notwithstanding the fluffy growth of golden hair on his cheeks. He pouted in a scared way like a child. The cabman, short and broad, eyed him with his fierce little eyes that seemed to smart in a clear and corroding liquid.

"'Ard on `osses, but dam' sight `arder on poor chaps like me," he wheezed just audibly.

"Poor! Poor!" stammered out Stevie, pushing his hands deeper into his pockets with convulsive sympathy. He could say nothing; for the tenderness to all pain and all misery, the desire to make the horse happy and the cabman happy, had reached the point of a bizarre longing to take them to bed with him. And that, he knew,

The Secret Agent
The second excerpt represents the element of Fire. It speaks of emotional influences and base passions, and is drawn from The Two Brothers by Honore de Balzac:

families were assembled in the salon, the Hochons on one side, the Borniches on the other,--all in their best clothes. While the contract was being solemnly read aloud by young Heron, the notary, the cook came into the room and asked Monsieur Hochon for some twine to truss up the turkey,--an essential feature of the repast. The old man dove into the pocket of his surtout, pulled out an end of string which had evidently already served to tie up a parcel, and gave it to her; but before she could leave the room he called out, "Gritte, mind you give it back to me!" (Gritte is the abbreviation used in Berry for Marguerite.)
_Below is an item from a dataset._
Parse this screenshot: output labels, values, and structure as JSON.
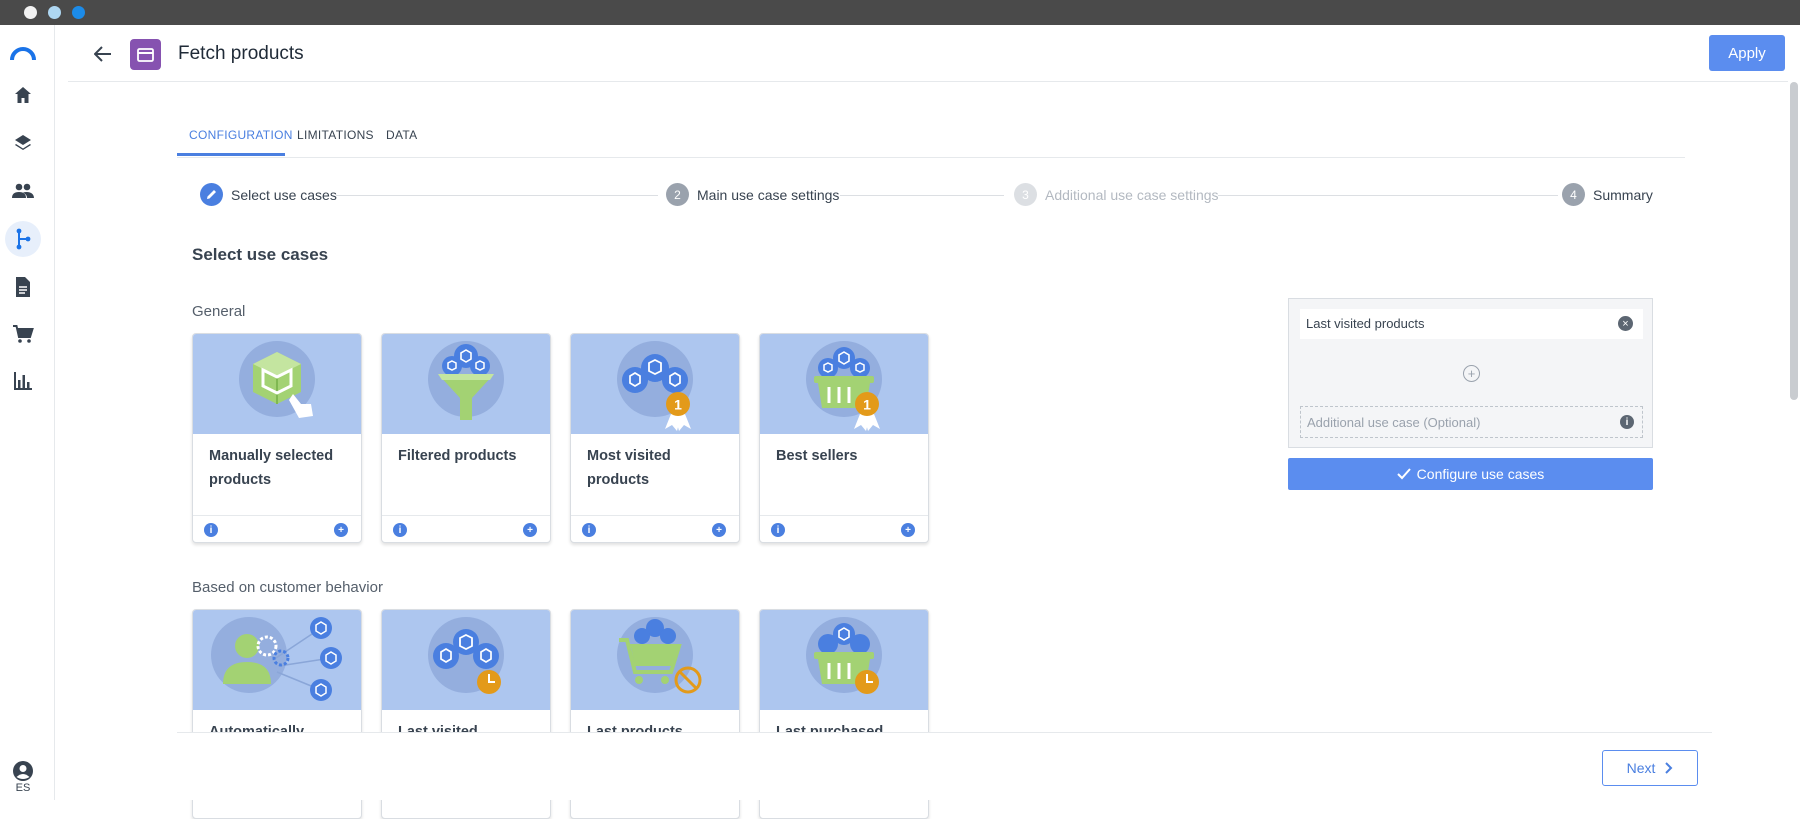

From year to year old Hochon grew more petty in his meanness, and more

The third excerpt represents the element of Water. It speaks of pure spiritual influences and feelings of love, and is drawn from Sophist by Plato:

imply 'opposition.' And difference or opposition may be either total or partial: the not-beautiful may be other than the beautiful, or in no relation to the beautiful, or a specific class in various degrees opposed to the beautiful. And the negative may be a negation of fact or of thought (ou and me). Lastly, there are certain ideas, such as 'beginning,' 'becoming,' 'the finite,' 'the abstract,' in which the negative cannot be separated from the positive, and 'Being' and 'Not-being' are inextricably blended.

Plato restricts the conception of Not-being to difference. Man is a rational animal, and is not--as many other things as are not included under this definition. He is and is not, and is because he is not. Besides the

The fourth excerpt represents the element of Earth. It speaks of physical influences and the impact of the unseen on the visible world, and is drawn from In a German Pension by Katherine Mansfield:

in all her movements that was terrifying to anyone so small.

"Sit in the corner, and peel and wash the vegetables, and keep the baby quiet while I do the washing."

Whimpering she obeyed, but as to keeping the baby quiet, that was impossible. His face was hot, little beads of sweat stood all over his head, and he stiffened his body and cried. She held him on her knees, with a pan of cold water beside her for the cleaned vegetables and the "ducks' bucket" for the peelings.

"Ts--ts--ts!" she crooned, scraping and boring; "there's going to be another soon, and you can't both keep on crying. Why don't you go to sleep, baby? I would, if I were you. I'll tell you a dream. Once upon a